Here are five of the songs that exemplified Smith’s and the Spinners’ sound, and the stories behind them:
- “I’ll Be Around” (1972). The Spinners’ first really big hit actually was the B-side of “How Could I Let You Get Away,” but disc jockeys – who hadn’t yet been replaced by computers -decided that they liked it better.
- “Could It Be I’m Falling in Love” (1972). The intriguing twist of this song is that way that Smith hands off the lead to Wynne at the song’s end.
- “One of a Kind (Love Affair)” (1973). According to music historian John A. Jackson, Joseph Banks Jefferson, a onetime drummer who was breaking in as a songwriter, based the song on his recent breakup with a girlfriend. When Bell listened to Jefferson sing it, he reportedly cut him off at the second verse, saying, “You don’t have to play any more – that’s a hit, man!” Indeed, it became a million-seller and topped Billboard’s R&B chart.
- “Then Came You” (1974). After the success of the Spinners’ 1973 album debut for Atlantic, Bell was eager to prove that the Spinners weren’t just a flash in the pan. So he got his friend Dionne Warwick to record vocals at a studio in Los Angeles, and then took those tapes back to Philadelphia and overdubbed the Spinners’ parts. The result was a hit that topped the Billboard Hot 100.

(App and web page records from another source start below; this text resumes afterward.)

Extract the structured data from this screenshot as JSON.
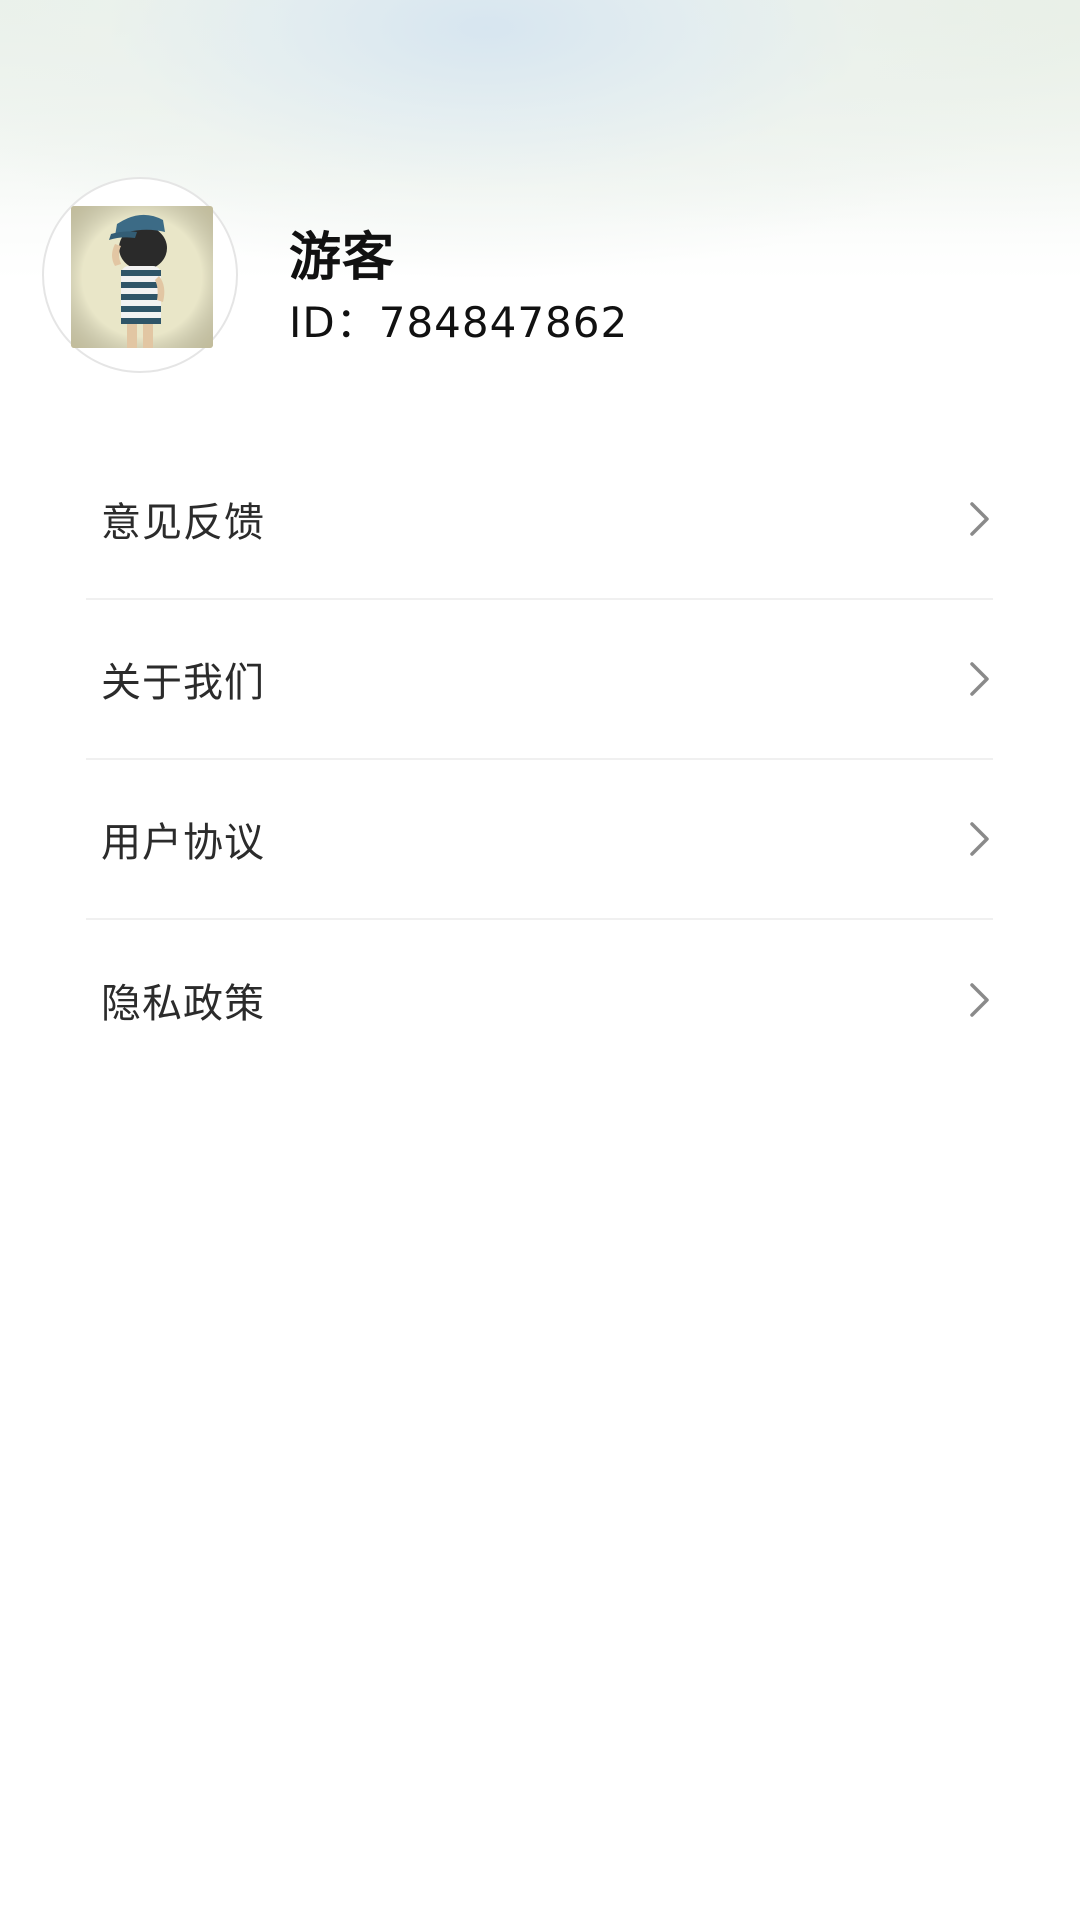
{
  "profile": {
    "name": "游客",
    "id_text": "ID：784847862",
    "avatar_icon": "user-avatar-photo"
  },
  "menu": {
    "items": [
      {
        "label": "意见反馈",
        "icon": "chevron-right-icon"
      },
      {
        "label": "关于我们",
        "icon": "chevron-right-icon"
      },
      {
        "label": "用户协议",
        "icon": "chevron-right-icon"
      },
      {
        "label": "隐私政策",
        "icon": "chevron-right-icon"
      }
    ]
  },
  "colors": {
    "text_primary": "#111111",
    "menu_text": "#2b2b2b",
    "chevron": "#8a8a8a",
    "divider": "#f0f0f0"
  }
}
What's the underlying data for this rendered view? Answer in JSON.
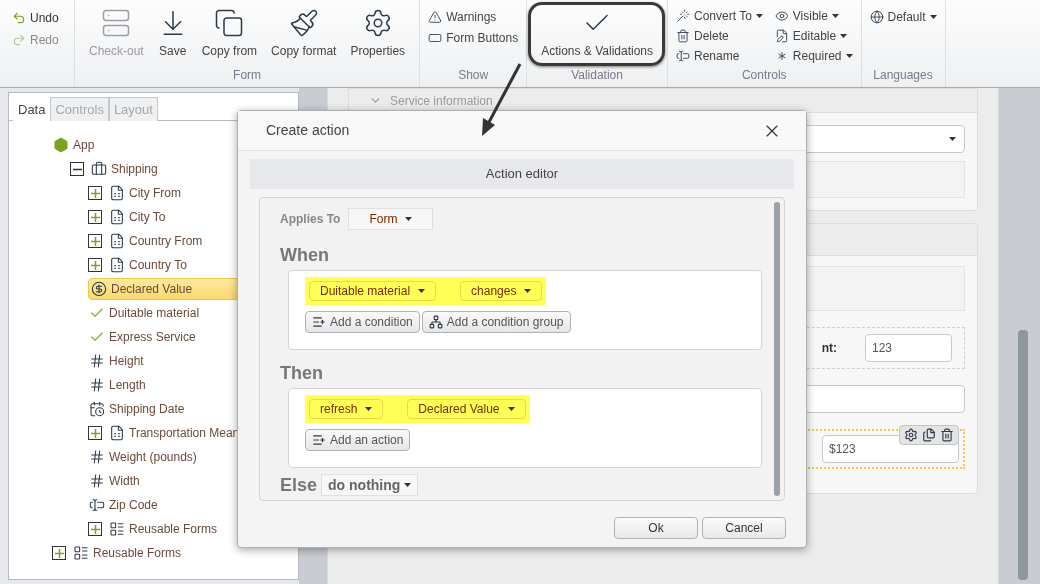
{
  "ribbon": {
    "quick": [
      {
        "label": "Undo",
        "disabled": false
      },
      {
        "label": "Redo",
        "disabled": true
      }
    ],
    "groups": [
      {
        "label": "Form",
        "items": [
          {
            "label": "Check-out",
            "kind": "large",
            "disabled": true
          },
          {
            "label": "Save",
            "kind": "large",
            "disabled": false
          },
          {
            "label": "Copy from",
            "kind": "large",
            "disabled": false
          },
          {
            "label": "Copy format",
            "kind": "large",
            "disabled": false
          },
          {
            "label": "Properties",
            "kind": "large",
            "disabled": false
          }
        ]
      },
      {
        "label": "Show",
        "items": [
          {
            "label": "Warnings",
            "kind": "small",
            "dropdown": false
          },
          {
            "label": "Form Buttons",
            "kind": "small",
            "dropdown": false
          }
        ]
      },
      {
        "label": "Validation",
        "items": [
          {
            "label": "Actions & Validations",
            "kind": "large",
            "disabled": false,
            "circled": true
          }
        ]
      },
      {
        "label": "Controls",
        "items": [
          {
            "label": "Convert To",
            "kind": "small",
            "dropdown": true
          },
          {
            "label": "Delete",
            "kind": "small",
            "dropdown": false
          },
          {
            "label": "Rename",
            "kind": "small",
            "dropdown": false
          },
          {
            "label": "Visible",
            "kind": "small",
            "dropdown": true
          },
          {
            "label": "Editable",
            "kind": "small",
            "dropdown": true
          },
          {
            "label": "Required",
            "kind": "small",
            "dropdown": true
          }
        ]
      },
      {
        "label": "Languages",
        "items": [
          {
            "label": "Default",
            "kind": "small",
            "dropdown": true
          }
        ]
      }
    ]
  },
  "panel": {
    "tabs": [
      {
        "label": "Data",
        "selected": true
      },
      {
        "label": "Controls",
        "selected": false
      },
      {
        "label": "Layout",
        "selected": false
      }
    ],
    "tree": [
      {
        "label": "App",
        "kind": "app",
        "children": [
          {
            "label": "Shipping",
            "kind": "group",
            "expanded": true,
            "children": [
              {
                "label": "City From",
                "kind": "list",
                "expanded": false
              },
              {
                "label": "City To",
                "kind": "list",
                "expanded": false
              },
              {
                "label": "Country From",
                "kind": "list",
                "expanded": false
              },
              {
                "label": "Country To",
                "kind": "list",
                "expanded": false
              },
              {
                "label": "Declared Value",
                "kind": "money",
                "selected": true
              },
              {
                "label": "Duitable material",
                "kind": "boolean",
                "selected": false
              },
              {
                "label": "Express Service",
                "kind": "boolean",
                "selected": false
              },
              {
                "label": "Height",
                "kind": "number",
                "selected": false
              },
              {
                "label": "Length",
                "kind": "number",
                "selected": false
              },
              {
                "label": "Shipping Date",
                "kind": "date",
                "selected": false
              },
              {
                "label": "Transportation Mean",
                "kind": "list",
                "expanded": false
              },
              {
                "label": "Weight (pounds)",
                "kind": "number",
                "selected": false
              },
              {
                "label": "Width",
                "kind": "number",
                "selected": false
              },
              {
                "label": "Zip Code",
                "kind": "text",
                "selected": false
              },
              {
                "label": "Reusable Forms",
                "kind": "forms",
                "expanded": false
              }
            ]
          }
        ]
      },
      {
        "label": "Reusable Forms",
        "kind": "forms",
        "expanded": false
      }
    ]
  },
  "form_preview": {
    "section_title": "Service information",
    "label": "nt:",
    "fields": [
      "123",
      "$123"
    ]
  },
  "dialog": {
    "title": "Create action",
    "section_title": "Action editor",
    "applies_to": {
      "label": "Applies To",
      "value": "Form"
    },
    "when": {
      "heading": "When",
      "highlighted": true,
      "items": [
        "Duitable material",
        "changes"
      ],
      "buttons": [
        "Add a condition",
        "Add a condition group"
      ]
    },
    "then": {
      "heading": "Then",
      "highlighted": true,
      "items": [
        "refresh",
        "Declared Value"
      ],
      "buttons": [
        "Add an action"
      ]
    },
    "else": {
      "heading": "Else",
      "value": "do nothing"
    },
    "buttons": [
      "Ok",
      "Cancel"
    ]
  }
}
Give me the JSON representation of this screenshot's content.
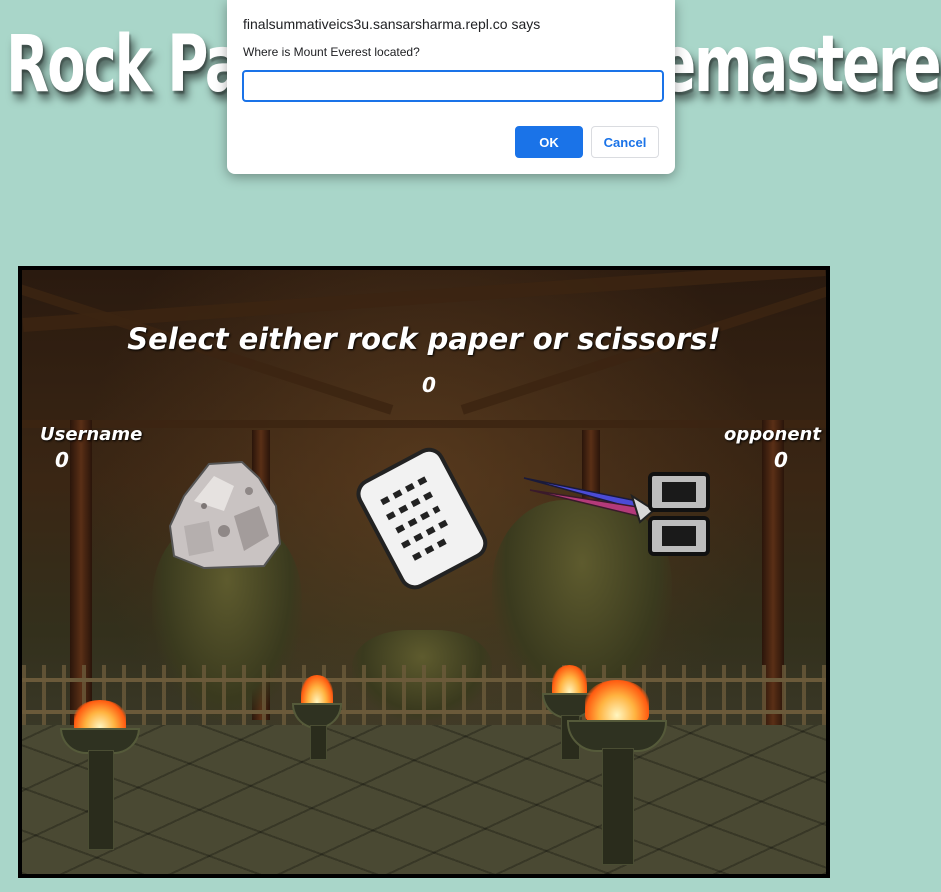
{
  "page": {
    "title": "Rock Paper Scissors Remastered"
  },
  "dialog": {
    "origin_text": "finalsummativeics3u.sansarsharma.repl.co says",
    "message": "Where is Mount Everest located?",
    "input_value": "",
    "ok_label": "OK",
    "cancel_label": "Cancel",
    "colors": {
      "primary": "#1a73e8"
    }
  },
  "game": {
    "prompt": "Select either rock paper or scissors!",
    "round_score": "0",
    "player": {
      "label": "Username",
      "score": "0"
    },
    "opponent": {
      "label": "opponent",
      "score": "0"
    },
    "choices": [
      {
        "name": "rock",
        "icon": "rock-icon"
      },
      {
        "name": "paper",
        "icon": "paper-icon"
      },
      {
        "name": "scissors",
        "icon": "scissors-icon"
      }
    ]
  },
  "colors": {
    "page_background": "#a9d6c9",
    "board_border": "#000000"
  }
}
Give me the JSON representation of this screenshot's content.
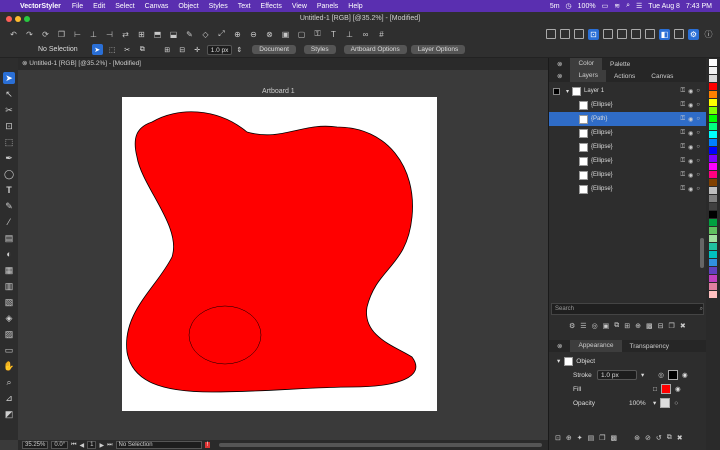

- “The Rubberband Man” (1976). Bell and singer-songwriter Linda Creed reportedly started writing a song about Bell’s son, who was teased by classmates about this weight, but that theme isn’t evident in the final lyrics.